Presentation: 2018-19 Norman Breslow Endowed Lecture: Learning From the Transcriptome: Analysis of Single Cell and Bulk RNA Sequence Data
Speaker: Kathryn Roeder, Ph.D., UPMC Professor of Statistics and Life Sciences, and Vice Provost for Faculty, Carnegie Mellon University
Abstract: Quantification of gene expression can be a critical step towards characterizing the etiology of complex diseases. Growth typically involves differentiation from progenitor cells into more specialized descendants, often involving lineages of pure and transitional cells to achieve final form. Recent technology has enabled estimation of gene expression profiles of single cells and these profiles theoretically differentiate pure cell types. What is missing from the analytical toolbox is an efficient technique to classify pure and transitional cells from their profiles. Here I introduce SOUP, for Semi-sOft clUstering with Pure cells.
While there are many strengths to single cell expression, the data tend to be noisy. Hence we propose a method to glean more insight from bulk gene expression. Our objective is to borrow information across multiple measurements of the same tissue per individual, such as multiple regions of the brain, using an empirical Bayes approach to estimate individual- and cell-type-specific gene expression. To illustrate, we estimate gene co-expression networks in specific brain cell types, which are then interpreted in light of genetic findings in autism spectrum disorder (ASD).
About Dr. Roeder: Kathryn Roeder earned her Ph.D. in statistics at Pennsylvania State University, after which she worked at Yale University for the next six years before coming to Carnegie Mellon in 1994. In 1997, Dr. Roeder received the COPSS Presidents’ Award for the outstanding statistician under age 40, as well as the Snedecor Award for outstanding work in statistical applications. In 2013, she received the Janet L. Norwood Award for outstanding achievement by a woman in statistical sciences. Dr. Roeder joined the Departments of Statistics and Data Science & Computational Biology as a faculty member in 2004 to encourage a bridge between statistics, machine learning, genetics and genomics. Dr. Roeder is an elected fellow of the American Statistical Association and the Institute of Mathematical Statistics.
Dr. Roeder’s specific research interests include developing statistical tools for finding associations between patterns of genetic variation and complex disease. To solve biologically relevant problems, Dr. Rodeder’ research group use modern statistical methods such as high dimensional statistics, statistical machine learning, nonparametric methods and networks.
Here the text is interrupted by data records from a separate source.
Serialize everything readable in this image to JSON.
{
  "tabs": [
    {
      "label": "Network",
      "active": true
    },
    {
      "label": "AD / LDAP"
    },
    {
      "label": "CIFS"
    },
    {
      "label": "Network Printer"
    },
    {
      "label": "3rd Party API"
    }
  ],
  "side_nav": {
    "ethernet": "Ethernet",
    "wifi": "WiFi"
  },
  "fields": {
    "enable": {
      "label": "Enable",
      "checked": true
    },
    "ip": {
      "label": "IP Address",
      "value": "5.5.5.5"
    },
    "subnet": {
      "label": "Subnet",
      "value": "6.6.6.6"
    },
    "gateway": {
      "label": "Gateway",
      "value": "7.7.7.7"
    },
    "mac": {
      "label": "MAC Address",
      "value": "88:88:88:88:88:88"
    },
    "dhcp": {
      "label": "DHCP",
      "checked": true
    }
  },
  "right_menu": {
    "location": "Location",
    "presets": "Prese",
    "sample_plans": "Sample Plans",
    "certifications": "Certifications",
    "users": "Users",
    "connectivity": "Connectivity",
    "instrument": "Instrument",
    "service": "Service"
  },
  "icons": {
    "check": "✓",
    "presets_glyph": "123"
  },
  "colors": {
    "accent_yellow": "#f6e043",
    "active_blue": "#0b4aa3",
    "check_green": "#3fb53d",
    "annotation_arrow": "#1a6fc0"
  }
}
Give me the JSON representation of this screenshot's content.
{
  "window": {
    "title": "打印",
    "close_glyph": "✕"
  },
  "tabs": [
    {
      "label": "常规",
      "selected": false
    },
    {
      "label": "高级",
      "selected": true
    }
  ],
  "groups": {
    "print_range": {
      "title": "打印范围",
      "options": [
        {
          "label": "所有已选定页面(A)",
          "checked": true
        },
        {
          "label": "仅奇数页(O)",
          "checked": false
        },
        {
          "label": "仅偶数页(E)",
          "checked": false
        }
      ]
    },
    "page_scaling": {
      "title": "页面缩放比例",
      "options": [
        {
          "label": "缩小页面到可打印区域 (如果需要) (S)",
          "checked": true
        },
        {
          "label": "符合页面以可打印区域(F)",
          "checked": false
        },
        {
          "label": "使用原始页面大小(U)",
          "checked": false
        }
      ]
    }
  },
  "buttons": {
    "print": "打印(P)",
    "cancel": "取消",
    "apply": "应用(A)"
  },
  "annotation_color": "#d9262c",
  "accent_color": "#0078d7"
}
Data arises primarily from Next Generation Sequencing and gene expression arrays. The group’s methodological work is motivated by studies of schizophrenia, autism and other genetic disorders.